Precise copying is required. Return the data below in full.

Start of Block

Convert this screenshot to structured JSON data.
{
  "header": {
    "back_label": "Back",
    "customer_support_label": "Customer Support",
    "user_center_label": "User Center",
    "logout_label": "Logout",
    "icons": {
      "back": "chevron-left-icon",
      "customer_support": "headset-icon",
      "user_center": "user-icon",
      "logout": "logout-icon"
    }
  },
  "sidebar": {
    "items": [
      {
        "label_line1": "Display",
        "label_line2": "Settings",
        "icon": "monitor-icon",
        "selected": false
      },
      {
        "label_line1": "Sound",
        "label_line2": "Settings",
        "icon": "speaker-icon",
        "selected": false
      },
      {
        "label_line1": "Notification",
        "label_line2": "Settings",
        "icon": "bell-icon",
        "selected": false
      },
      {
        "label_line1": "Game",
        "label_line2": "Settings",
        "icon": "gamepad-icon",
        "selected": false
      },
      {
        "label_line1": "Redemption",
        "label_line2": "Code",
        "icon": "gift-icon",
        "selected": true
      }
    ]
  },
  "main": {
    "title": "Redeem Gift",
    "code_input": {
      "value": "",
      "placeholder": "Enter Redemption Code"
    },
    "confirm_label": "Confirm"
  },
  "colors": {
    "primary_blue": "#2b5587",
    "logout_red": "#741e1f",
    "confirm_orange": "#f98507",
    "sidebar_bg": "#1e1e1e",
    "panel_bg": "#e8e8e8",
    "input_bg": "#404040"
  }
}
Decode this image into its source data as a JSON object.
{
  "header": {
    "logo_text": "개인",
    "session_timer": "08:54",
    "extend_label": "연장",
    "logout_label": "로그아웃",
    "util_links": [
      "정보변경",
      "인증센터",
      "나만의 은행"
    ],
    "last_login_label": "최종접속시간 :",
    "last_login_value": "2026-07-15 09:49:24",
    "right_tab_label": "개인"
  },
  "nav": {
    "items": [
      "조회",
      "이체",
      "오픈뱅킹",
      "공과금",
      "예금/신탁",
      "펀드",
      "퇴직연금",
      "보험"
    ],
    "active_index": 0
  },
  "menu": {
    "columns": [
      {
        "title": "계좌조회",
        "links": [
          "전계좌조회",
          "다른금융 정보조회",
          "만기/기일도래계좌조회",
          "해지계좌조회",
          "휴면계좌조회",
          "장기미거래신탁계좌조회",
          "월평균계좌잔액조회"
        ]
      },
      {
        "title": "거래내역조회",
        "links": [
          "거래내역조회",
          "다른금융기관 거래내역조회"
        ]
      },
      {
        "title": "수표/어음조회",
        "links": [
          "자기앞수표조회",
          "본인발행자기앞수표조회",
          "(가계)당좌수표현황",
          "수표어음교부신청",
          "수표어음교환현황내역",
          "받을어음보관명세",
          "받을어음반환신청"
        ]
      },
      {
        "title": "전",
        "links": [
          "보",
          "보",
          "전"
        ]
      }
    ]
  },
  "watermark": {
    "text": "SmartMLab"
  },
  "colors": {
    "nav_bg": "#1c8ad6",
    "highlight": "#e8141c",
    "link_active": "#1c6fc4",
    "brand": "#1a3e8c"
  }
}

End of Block

### ANSWER FOR THIS EXERCISE
Convert this screenshot to structured JSON data.
{
  "header": {
    "back_label": "Back",
    "customer_support_label": "Customer Support",
    "user_center_label": "User Center",
    "logout_label": "Logout",
    "icons": {
      "back": "chevron-left-icon",
      "customer_support": "headset-icon",
      "user_center": "user-icon",
      "logout": "logout-icon"
    }
  },
  "sidebar": {
    "items": [
      {
        "label_line1": "Display",
        "label_line2": "Settings",
        "icon": "monitor-icon",
        "selected": false
      },
      {
        "label_line1": "Sound",
        "label_line2": "Settings",
        "icon": "speaker-icon",
        "selected": false
      },
      {
        "label_line1": "Notification",
        "label_line2": "Settings",
        "icon": "bell-icon",
        "selected": false
      },
      {
        "label_line1": "Game",
        "label_line2": "Settings",
        "icon": "gamepad-icon",
        "selected": false
      },
      {
        "label_line1": "Redemption",
        "label_line2": "Code",
        "icon": "gift-icon",
        "selected": true
      }
    ]
  },
  "main": {
    "title": "Redeem Gift",
    "code_input": {
      "value": "",
      "placeholder": "Enter Redemption Code"
    },
    "confirm_label": "Confirm"
  },
  "colors": {
    "primary_blue": "#2b5587",
    "logout_red": "#741e1f",
    "confirm_orange": "#f98507",
    "sidebar_bg": "#1e1e1e",
    "panel_bg": "#e8e8e8",
    "input_bg": "#404040"
  }
}
Decode this image into its source data as a JSON object.
{
  "header": {
    "logo_text": "개인",
    "session_timer": "08:54",
    "extend_label": "연장",
    "logout_label": "로그아웃",
    "util_links": [
      "정보변경",
      "인증센터",
      "나만의 은행"
    ],
    "last_login_label": "최종접속시간 :",
    "last_login_value": "2026-07-15 09:49:24",
    "right_tab_label": "개인"
  },
  "nav": {
    "items": [
      "조회",
      "이체",
      "오픈뱅킹",
      "공과금",
      "예금/신탁",
      "펀드",
      "퇴직연금",
      "보험"
    ],
    "active_index": 0
  },
  "menu": {
    "columns": [
      {
        "title": "계좌조회",
        "links": [
          "전계좌조회",
          "다른금융 정보조회",
          "만기/기일도래계좌조회",
          "해지계좌조회",
          "휴면계좌조회",
          "장기미거래신탁계좌조회",
          "월평균계좌잔액조회"
        ]
      },
      {
        "title": "거래내역조회",
        "links": [
          "거래내역조회",
          "다른금융기관 거래내역조회"
        ]
      },
      {
        "title": "수표/어음조회",
        "links": [
          "자기앞수표조회",
          "본인발행자기앞수표조회",
          "(가계)당좌수표현황",
          "수표어음교부신청",
          "수표어음교환현황내역",
          "받을어음보관명세",
          "받을어음반환신청"
        ]
      },
      {
        "title": "전",
        "links": [
          "보",
          "보",
          "전"
        ]
      }
    ]
  },
  "watermark": {
    "text": "SmartMLab"
  },
  "colors": {
    "nav_bg": "#1c8ad6",
    "highlight": "#e8141c",
    "link_active": "#1c6fc4",
    "brand": "#1a3e8c"
  }
}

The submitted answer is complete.